**INSTRUCTIONS TO FOLLOW**
Repeat the data exactly. Pictures stay out.

**MATERIAL TO PROCESS**

##############################

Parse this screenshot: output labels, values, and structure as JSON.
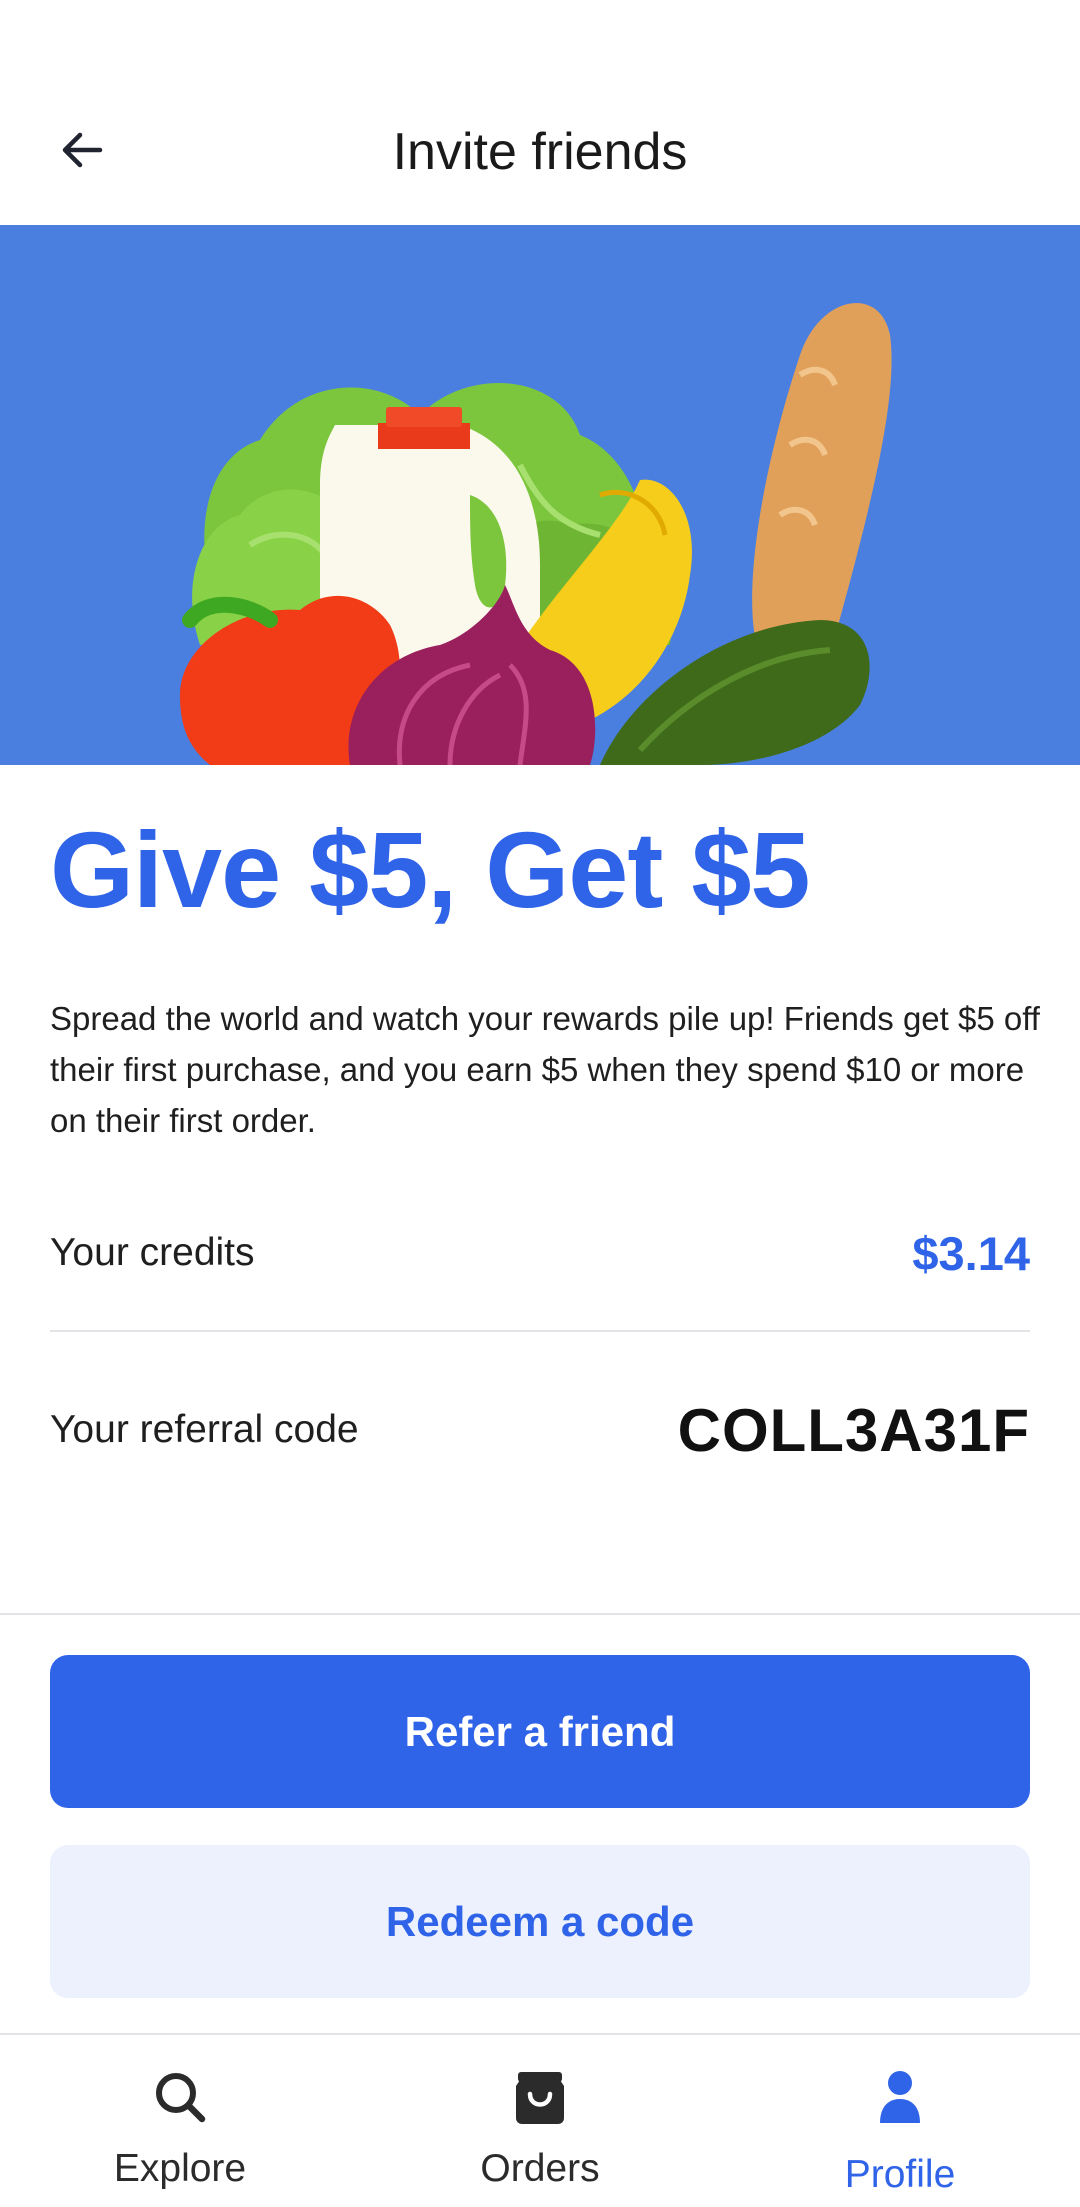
{
  "header": {
    "title": "Invite friends",
    "back_icon": "arrow-left-icon"
  },
  "hero": {
    "background_color": "#4a7fe0",
    "illustration": "grocery-illustration"
  },
  "promo": {
    "headline": "Give $5, Get $5",
    "description": "Spread the world and watch your rewards pile up! Friends get $5 off their first purchase, and you earn $5 when they spend $10 or more on their first order."
  },
  "credits": {
    "label": "Your credits",
    "value": "$3.14"
  },
  "referral": {
    "label": "Your referral code",
    "code": "COLL3A31F"
  },
  "actions": {
    "refer_label": "Refer a friend",
    "redeem_label": "Redeem a code"
  },
  "bottom_nav": {
    "items": [
      {
        "label": "Explore",
        "icon": "search-icon",
        "active": false
      },
      {
        "label": "Orders",
        "icon": "shopping-bag-icon",
        "active": false
      },
      {
        "label": "Profile",
        "icon": "person-icon",
        "active": true
      }
    ]
  },
  "colors": {
    "accent": "#2f63e8",
    "accent_light": "#ecf1fd",
    "text_primary": "#1a1a1a",
    "divider": "#e3e4e8"
  }
}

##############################

**ANSWER TO THIS PROBLEM**
Parse this screenshot: output labels, values, and structure as JSON.
{
  "header": {
    "title": "Invite friends",
    "back_icon": "arrow-left-icon"
  },
  "hero": {
    "background_color": "#4a7fe0",
    "illustration": "grocery-illustration"
  },
  "promo": {
    "headline": "Give $5, Get $5",
    "description": "Spread the world and watch your rewards pile up! Friends get $5 off their first purchase, and you earn $5 when they spend $10 or more on their first order."
  },
  "credits": {
    "label": "Your credits",
    "value": "$3.14"
  },
  "referral": {
    "label": "Your referral code",
    "code": "COLL3A31F"
  },
  "actions": {
    "refer_label": "Refer a friend",
    "redeem_label": "Redeem a code"
  },
  "bottom_nav": {
    "items": [
      {
        "label": "Explore",
        "icon": "search-icon",
        "active": false
      },
      {
        "label": "Orders",
        "icon": "shopping-bag-icon",
        "active": false
      },
      {
        "label": "Profile",
        "icon": "person-icon",
        "active": true
      }
    ]
  },
  "colors": {
    "accent": "#2f63e8",
    "accent_light": "#ecf1fd",
    "text_primary": "#1a1a1a",
    "divider": "#e3e4e8"
  }
}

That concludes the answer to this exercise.